> _Try it_
Among the entries below, copy every line that carries the word "name".

> _Information given_
Start of Block

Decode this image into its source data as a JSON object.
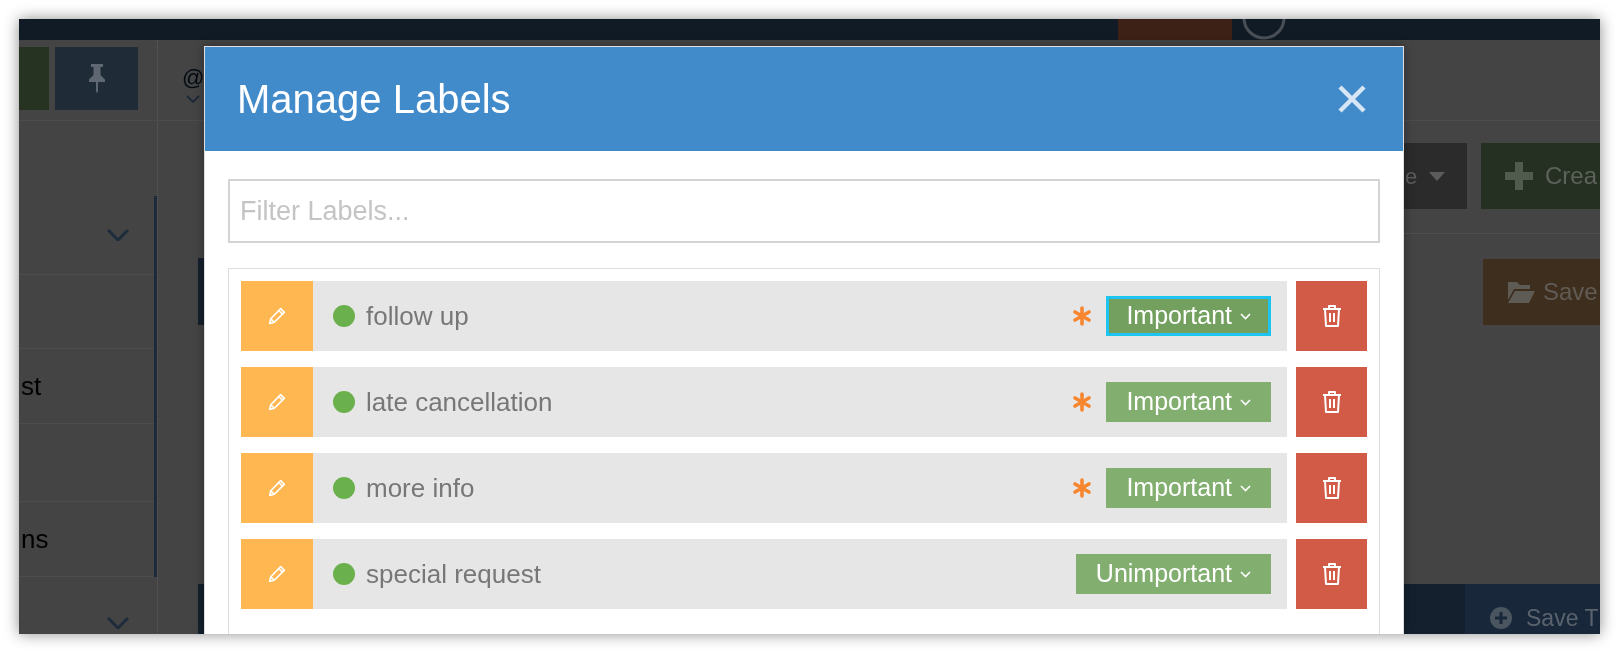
{
  "sidebar": {
    "items": [
      {
        "kind": "group",
        "expanded": false
      },
      {
        "kind": "item"
      },
      {
        "kind": "item",
        "label": "st"
      },
      {
        "kind": "item"
      },
      {
        "kind": "item",
        "label": "ns"
      }
    ],
    "section_2": {
      "expanded": false
    }
  },
  "mention_menu": {
    "label": "@"
  },
  "toolbar": [
    {
      "kind": "dropdown",
      "label": "e"
    },
    {
      "kind": "create",
      "label": "Crea"
    }
  ],
  "save_button": {
    "label": "Save"
  },
  "footer": {
    "save_button": {
      "label": "Save T"
    }
  },
  "modal": {
    "title": "Manage Labels",
    "filter": {
      "placeholder": "Filter Labels..."
    },
    "labels": [
      {
        "name": "follow up",
        "color": "#6ab04c",
        "flagged": true,
        "priority": "Important",
        "focused": true
      },
      {
        "name": "late cancellation",
        "color": "#6ab04c",
        "flagged": true,
        "priority": "Important",
        "focused": false
      },
      {
        "name": "more info",
        "color": "#6ab04c",
        "flagged": true,
        "priority": "Important",
        "focused": false
      },
      {
        "name": "special request",
        "color": "#6ab04c",
        "flagged": false,
        "priority": "Unimportant",
        "focused": false
      }
    ]
  }
}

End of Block

> _Expected answer_
        "name": "follow up",
        "name": "late cancellation",
        "name": "more info",
        "name": "special request",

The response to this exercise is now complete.